Stored items:
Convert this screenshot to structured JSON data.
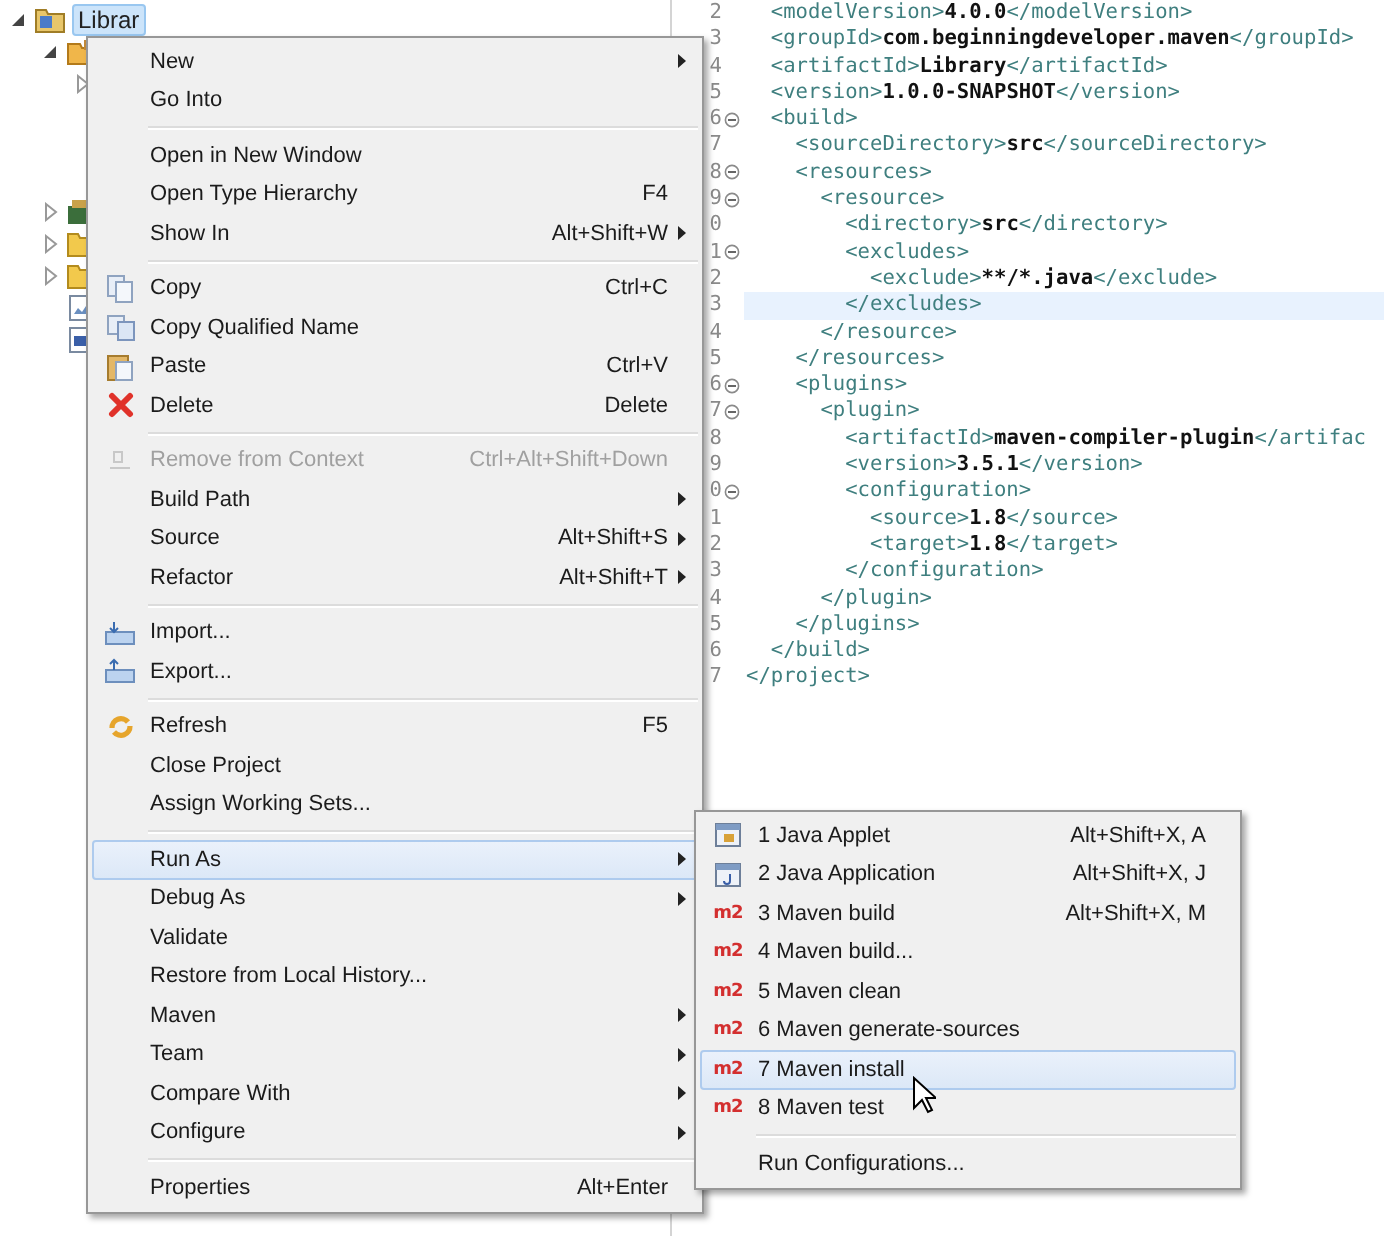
{
  "project_tree": {
    "items": [
      {
        "label": "Librar",
        "kind": "project",
        "expanded": true,
        "selected": true,
        "children": [
          {
            "kind": "package",
            "expanded": true,
            "children": [
              {
                "expanded": false
              }
            ]
          },
          {
            "kind": "library",
            "expanded": false
          },
          {
            "kind": "folder",
            "expanded": false
          },
          {
            "kind": "folder",
            "expanded": false
          },
          {
            "kind": "image-file"
          },
          {
            "kind": "xml-file"
          }
        ]
      }
    ]
  },
  "editor": {
    "lines": [
      {
        "number": "2",
        "fold": false,
        "current": false,
        "parts": [
          {
            "kind": "tag",
            "text": "  <modelVersion>"
          },
          {
            "kind": "value",
            "text": "4.0.0"
          },
          {
            "kind": "tag",
            "text": "</modelVersion>"
          }
        ]
      },
      {
        "number": "3",
        "fold": false,
        "current": false,
        "parts": [
          {
            "kind": "tag",
            "text": "  <groupId>"
          },
          {
            "kind": "value",
            "text": "com.beginningdeveloper.maven"
          },
          {
            "kind": "tag",
            "text": "</groupId>"
          }
        ]
      },
      {
        "number": "4",
        "fold": false,
        "current": false,
        "parts": [
          {
            "kind": "tag",
            "text": "  <artifactId>"
          },
          {
            "kind": "value",
            "text": "Library"
          },
          {
            "kind": "tag",
            "text": "</artifactId>"
          }
        ]
      },
      {
        "number": "5",
        "fold": false,
        "current": false,
        "parts": [
          {
            "kind": "tag",
            "text": "  <version>"
          },
          {
            "kind": "value",
            "text": "1.0.0-SNAPSHOT"
          },
          {
            "kind": "tag",
            "text": "</version>"
          }
        ]
      },
      {
        "number": "6",
        "fold": true,
        "current": false,
        "parts": [
          {
            "kind": "tag",
            "text": "  <build>"
          }
        ]
      },
      {
        "number": "7",
        "fold": false,
        "current": false,
        "parts": [
          {
            "kind": "tag",
            "text": "    <sourceDirectory>"
          },
          {
            "kind": "value",
            "text": "src"
          },
          {
            "kind": "tag",
            "text": "</sourceDirectory>"
          }
        ]
      },
      {
        "number": "8",
        "fold": true,
        "current": false,
        "parts": [
          {
            "kind": "tag",
            "text": "    <resources>"
          }
        ]
      },
      {
        "number": "9",
        "fold": true,
        "current": false,
        "parts": [
          {
            "kind": "tag",
            "text": "      <resource>"
          }
        ]
      },
      {
        "number": "0",
        "fold": false,
        "current": false,
        "parts": [
          {
            "kind": "tag",
            "text": "        <directory>"
          },
          {
            "kind": "value",
            "text": "src"
          },
          {
            "kind": "tag",
            "text": "</directory>"
          }
        ]
      },
      {
        "number": "1",
        "fold": true,
        "current": false,
        "parts": [
          {
            "kind": "tag",
            "text": "        <excludes>"
          }
        ]
      },
      {
        "number": "2",
        "fold": false,
        "current": false,
        "parts": [
          {
            "kind": "tag",
            "text": "          <exclude>"
          },
          {
            "kind": "value",
            "text": "**/*.java"
          },
          {
            "kind": "tag",
            "text": "</exclude>"
          }
        ]
      },
      {
        "number": "3",
        "fold": false,
        "current": true,
        "parts": [
          {
            "kind": "tag",
            "text": "        </excludes>"
          }
        ]
      },
      {
        "number": "4",
        "fold": false,
        "current": false,
        "parts": [
          {
            "kind": "tag",
            "text": "      </resource>"
          }
        ]
      },
      {
        "number": "5",
        "fold": false,
        "current": false,
        "parts": [
          {
            "kind": "tag",
            "text": "    </resources>"
          }
        ]
      },
      {
        "number": "6",
        "fold": true,
        "current": false,
        "parts": [
          {
            "kind": "tag",
            "text": "    <plugins>"
          }
        ]
      },
      {
        "number": "7",
        "fold": true,
        "current": false,
        "parts": [
          {
            "kind": "tag",
            "text": "      <plugin>"
          }
        ]
      },
      {
        "number": "8",
        "fold": false,
        "current": false,
        "parts": [
          {
            "kind": "tag",
            "text": "        <artifactId>"
          },
          {
            "kind": "value",
            "text": "maven-compiler-plugin"
          },
          {
            "kind": "tag",
            "text": "</artifac"
          }
        ]
      },
      {
        "number": "9",
        "fold": false,
        "current": false,
        "parts": [
          {
            "kind": "tag",
            "text": "        <version>"
          },
          {
            "kind": "value",
            "text": "3.5.1"
          },
          {
            "kind": "tag",
            "text": "</version>"
          }
        ]
      },
      {
        "number": "0",
        "fold": true,
        "current": false,
        "parts": [
          {
            "kind": "tag",
            "text": "        <configuration>"
          }
        ]
      },
      {
        "number": "1",
        "fold": false,
        "current": false,
        "parts": [
          {
            "kind": "tag",
            "text": "          <source>"
          },
          {
            "kind": "value",
            "text": "1.8"
          },
          {
            "kind": "tag",
            "text": "</source>"
          }
        ]
      },
      {
        "number": "2",
        "fold": false,
        "current": false,
        "parts": [
          {
            "kind": "tag",
            "text": "          <target>"
          },
          {
            "kind": "value",
            "text": "1.8"
          },
          {
            "kind": "tag",
            "text": "</target>"
          }
        ]
      },
      {
        "number": "3",
        "fold": false,
        "current": false,
        "parts": [
          {
            "kind": "tag",
            "text": "        </configuration>"
          }
        ]
      },
      {
        "number": "4",
        "fold": false,
        "current": false,
        "parts": [
          {
            "kind": "tag",
            "text": "      </plugin>"
          }
        ]
      },
      {
        "number": "5",
        "fold": false,
        "current": false,
        "parts": [
          {
            "kind": "tag",
            "text": "    </plugins>"
          }
        ]
      },
      {
        "number": "6",
        "fold": false,
        "current": false,
        "parts": [
          {
            "kind": "tag",
            "text": "  </build>"
          }
        ]
      },
      {
        "number": "7",
        "fold": false,
        "current": false,
        "parts": [
          {
            "kind": "tag",
            "text": "</project>"
          }
        ]
      }
    ]
  },
  "context_menu": {
    "groups": [
      [
        {
          "label": "New",
          "kind": "plain",
          "submenu": true,
          "disabled": false,
          "selected": false
        },
        {
          "label": "Go Into",
          "kind": "plain",
          "submenu": false,
          "disabled": false,
          "selected": false
        }
      ],
      [
        {
          "label": "Open in New Window",
          "kind": "plain",
          "submenu": false,
          "disabled": false,
          "selected": false
        },
        {
          "label": "Open Type Hierarchy",
          "kind": "plain",
          "shortcut": "F4",
          "submenu": false,
          "disabled": false,
          "selected": false
        },
        {
          "label": "Show In",
          "kind": "plain",
          "shortcut": "Alt+Shift+W",
          "submenu": true,
          "disabled": false,
          "selected": false
        }
      ],
      [
        {
          "label": "Copy",
          "kind": "copy",
          "shortcut": "Ctrl+C",
          "submenu": false,
          "disabled": false,
          "selected": false
        },
        {
          "label": "Copy Qualified Name",
          "kind": "copy-qualified",
          "submenu": false,
          "disabled": false,
          "selected": false
        },
        {
          "label": "Paste",
          "kind": "paste",
          "shortcut": "Ctrl+V",
          "submenu": false,
          "disabled": false,
          "selected": false
        },
        {
          "label": "Delete",
          "kind": "delete",
          "shortcut": "Delete",
          "submenu": false,
          "disabled": false,
          "selected": false
        }
      ],
      [
        {
          "label": "Remove from Context",
          "kind": "remove",
          "shortcut": "Ctrl+Alt+Shift+Down",
          "submenu": false,
          "disabled": true,
          "selected": false
        },
        {
          "label": "Build Path",
          "kind": "plain",
          "submenu": true,
          "disabled": false,
          "selected": false
        },
        {
          "label": "Source",
          "kind": "plain",
          "shortcut": "Alt+Shift+S",
          "submenu": true,
          "disabled": false,
          "selected": false
        },
        {
          "label": "Refactor",
          "kind": "plain",
          "shortcut": "Alt+Shift+T",
          "submenu": true,
          "disabled": false,
          "selected": false
        }
      ],
      [
        {
          "label": "Import...",
          "kind": "import",
          "submenu": false,
          "disabled": false,
          "selected": false
        },
        {
          "label": "Export...",
          "kind": "export",
          "submenu": false,
          "disabled": false,
          "selected": false
        }
      ],
      [
        {
          "label": "Refresh",
          "kind": "refresh",
          "shortcut": "F5",
          "submenu": false,
          "disabled": false,
          "selected": false
        },
        {
          "label": "Close Project",
          "kind": "plain",
          "submenu": false,
          "disabled": false,
          "selected": false
        },
        {
          "label": "Assign Working Sets...",
          "kind": "plain",
          "submenu": false,
          "disabled": false,
          "selected": false
        }
      ],
      [
        {
          "label": "Run As",
          "kind": "plain",
          "submenu": true,
          "disabled": false,
          "selected": true
        },
        {
          "label": "Debug As",
          "kind": "plain",
          "submenu": true,
          "disabled": false,
          "selected": false
        },
        {
          "label": "Validate",
          "kind": "plain",
          "submenu": false,
          "disabled": false,
          "selected": false
        },
        {
          "label": "Restore from Local History...",
          "kind": "plain",
          "submenu": false,
          "disabled": false,
          "selected": false
        },
        {
          "label": "Maven",
          "kind": "plain",
          "submenu": true,
          "disabled": false,
          "selected": false
        },
        {
          "label": "Team",
          "kind": "plain",
          "submenu": true,
          "disabled": false,
          "selected": false
        },
        {
          "label": "Compare With",
          "kind": "plain",
          "submenu": true,
          "disabled": false,
          "selected": false
        },
        {
          "label": "Configure",
          "kind": "plain",
          "submenu": true,
          "disabled": false,
          "selected": false
        }
      ],
      [
        {
          "label": "Properties",
          "kind": "plain",
          "shortcut": "Alt+Enter",
          "submenu": false,
          "disabled": false,
          "selected": false
        }
      ]
    ]
  },
  "run_as_menu": {
    "groups": [
      [
        {
          "label": "1 Java Applet",
          "kind": "applet",
          "shortcut": "Alt+Shift+X, A",
          "submenu": false,
          "disabled": false,
          "selected": false
        },
        {
          "label": "2 Java Application",
          "kind": "java-app",
          "shortcut": "Alt+Shift+X, J",
          "submenu": false,
          "disabled": false,
          "selected": false
        },
        {
          "label": "3 Maven build",
          "kind": "maven",
          "badge": "m2",
          "shortcut": "Alt+Shift+X, M",
          "submenu": false,
          "disabled": false,
          "selected": false
        },
        {
          "label": "4 Maven build...",
          "kind": "maven",
          "badge": "m2",
          "submenu": false,
          "disabled": false,
          "selected": false
        },
        {
          "label": "5 Maven clean",
          "kind": "maven",
          "badge": "m2",
          "submenu": false,
          "disabled": false,
          "selected": false
        },
        {
          "label": "6 Maven generate-sources",
          "kind": "maven",
          "badge": "m2",
          "submenu": false,
          "disabled": false,
          "selected": false
        },
        {
          "label": "7 Maven install",
          "kind": "maven",
          "badge": "m2",
          "submenu": false,
          "disabled": false,
          "selected": true
        },
        {
          "label": "8 Maven test",
          "kind": "maven",
          "badge": "m2",
          "submenu": false,
          "disabled": false,
          "selected": false
        }
      ],
      [
        {
          "label": "Run Configurations...",
          "kind": "plain",
          "submenu": false,
          "disabled": false,
          "selected": false
        }
      ]
    ]
  }
}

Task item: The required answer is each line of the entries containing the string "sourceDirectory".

Completed task:
            "text": "    <sourceDirectory>"
            "text": "</sourceDirectory>"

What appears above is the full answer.